London, 13 July 2016 – New peer-reviewed research published today shows that smokers who completely substitute conventional cigarettes with commercial e-cigarettes experience dramatic reductions in exposure to harmful chemicals that are thought to contribute to tobacco-related diseases, not that dissimilar to complete smoking cessation.
The clinical findings, reported in the Journal of Toxicology Mechanisms and Methods, measured the changes in fifteen biomarkers of exposure to harmful and potentially harmful constituents (HPHCs) – reported by FDA to be significant contributors to smoking-associated disease risks, including carbon monoxide, aldehydes, and tobacco-specific nitrosamines – in the urine, blood and exhaled breath of 105 adult smokers during a five-day controlled trial.
“To provide comparative information for this study, we split participants into three groups. Importantly, we requested the first group abstain from tobacco and vaping entirely to give us a benchmark for the maximum achievable exposure reductions. The second group used e-cigarettes exclusively and the third used both e-cigarettes and their usual brand of tobacco cigarettes,” explained Dr. Grant O’Connell, Vice President of Corporate and Regulatory Affairs. “Encouragingly, in eight out of the nine urinary biomarkers we studied, the reductions in levels of HPHCs following exclusive use of e-cigarettes were almost indistinguishable from reductions in smokers who stopped altogether during the same time. The obvious exception was nicotine.”

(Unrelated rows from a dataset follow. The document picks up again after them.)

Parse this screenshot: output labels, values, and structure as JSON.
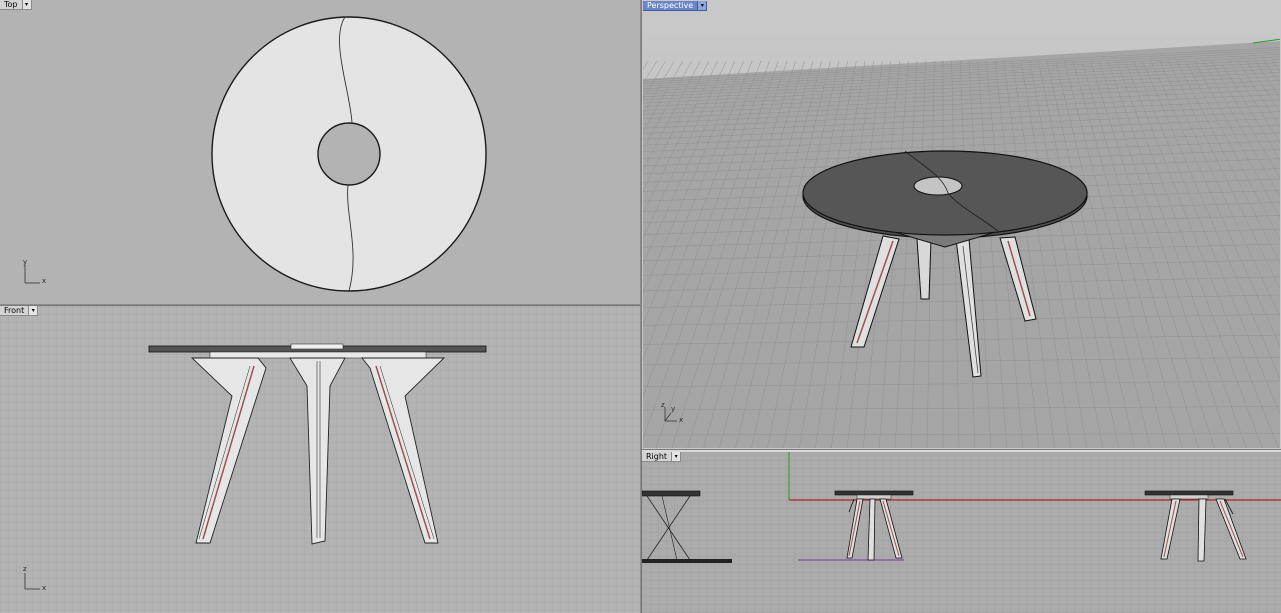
{
  "viewports": {
    "top": {
      "label": "Top",
      "active": false
    },
    "front": {
      "label": "Front",
      "active": false
    },
    "perspective": {
      "label": "Perspective",
      "active": true
    },
    "right": {
      "label": "Right",
      "active": false
    }
  },
  "axes": {
    "top": {
      "vertical": "y",
      "horizontal": "x"
    },
    "front": {
      "vertical": "z",
      "horizontal": "x"
    },
    "perspective": {
      "vertical": "z",
      "horizontal": "x",
      "depth": "y"
    }
  },
  "dropdown_icon": "triangle-down-icon",
  "colors": {
    "viewport_bg": "#b3b3b3",
    "grid_line": "#9e9e9e",
    "active_tab": "#6a86c8",
    "x_axis": "#b40000",
    "z_axis": "#2a9a2a",
    "accent_leg_stripe": "#a05050"
  }
}
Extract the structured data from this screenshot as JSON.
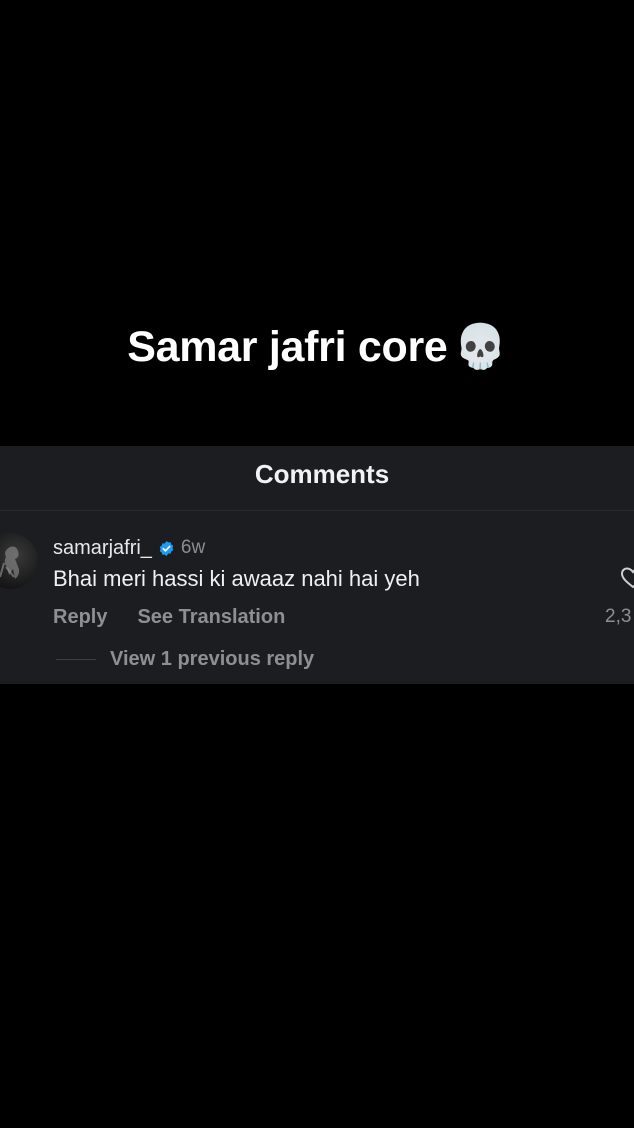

In the blood of both e-cigarette users and smokers who quit, levels of carbon monoxide were reduced by over 75 percent. Levels of volatile organic compounds such as acrolein, benzene and 1-3-butadiene were reduced by over 80 percent in both groups. Similarly, levels of tobacco-specific nitrosamines were reduced by 66 to 98 percent in the cessation group, and 62 to 93 percent in the e-cigarette group.
“Interestingly, when it came to the dual use group who halved their self-reported daily cigarette consumption of tobacco cigarettes by using e-cigarettes, we also saw reductions in exposure to HPHCs that were broadly proportional to the reduction in number of cigarettes smoked,” said O’Connell. “The findings support earlier research conducted by Fontem Ventures which showed that e-cigarette vapour is over 95% less toxic than smoke from a cigarette, contains over 95% less HPHCs, and does not negatively impact indoor air quality, unlike conventional cigarette smoke.”
“We are committed to making a valuable contribution to the science around vaping,” said Marc Michelsen, Senior Vice President of Corporate Affairs and Communications. “And these latest findings are encouraging in that they support the results of other third party studies, which conclude that e-cigarettes offer smokers a less harmful alternative to tobacco.”
Fontem Ventures is currently conducting – and will continue to conduct – further clinical and scientific research to understand whether or not reduced exposure to HPHCs translates into changes in some of the short-term health indicators associated with being harmful, or potentially harmful, to human health.
Changes in fifteen urine, blood, and exhaled breath BoEs of HPHCs representing classes of compounds reported by FDA to be significant contributors to smoking-associated disease risks were measured in 105 clinical-confined subjects following randomization and a five-day forced-switch from usual brand conventional combustible cigarettes to: (i) exclusive commercial e-cigarette use; (ii) dual-use of commercial e cigarettes and the subject’s usual cigarette brand; or (iii) discontinued use of all tobacco or nicotine products. Levels of urinary biomarkers in subjects that completely substituted their usual cigarette with e-cigarettes were significantly lower (29%-95%) after 5 days. Percent reductions in eight of nine urinary BoEs were indistinguishable to smokers who had quit smoking, except for nicotine equivalents, which declined by 25%-40%. Dual users who halved self-reported daily cigarette consumption with e-cigarettes exhibited reductions (7%-38%) in eight of nine urinary biomarkers, but had increases (1%-20%) in nicotine equivalents. Reductions were broadly proportional to the reduced numbers of cigarettes smoked. Dual user urinary nicotine equivalents were slightly higher, but not statistically significant. After 5 days, blood nicotine biomarker levels were lower in the cessation (75%-96%) and exclusive use groups (11%-83%); with dual users experiencing no significant reductions. All subjects experienced significant decreases in exhaled CO. Decreases in the cessation and exclusive groups ranged from 88%-89% and 27%-32% in dual users. Exhaled NO increased in the cessation and exclusive groups (46%-63% respectively), whereas the dual users experienced minimal changes. Overall, smokers who completely or partially substituted conventional cigarettes with e-cigarettes over five days, experienced reductions in HPHCs.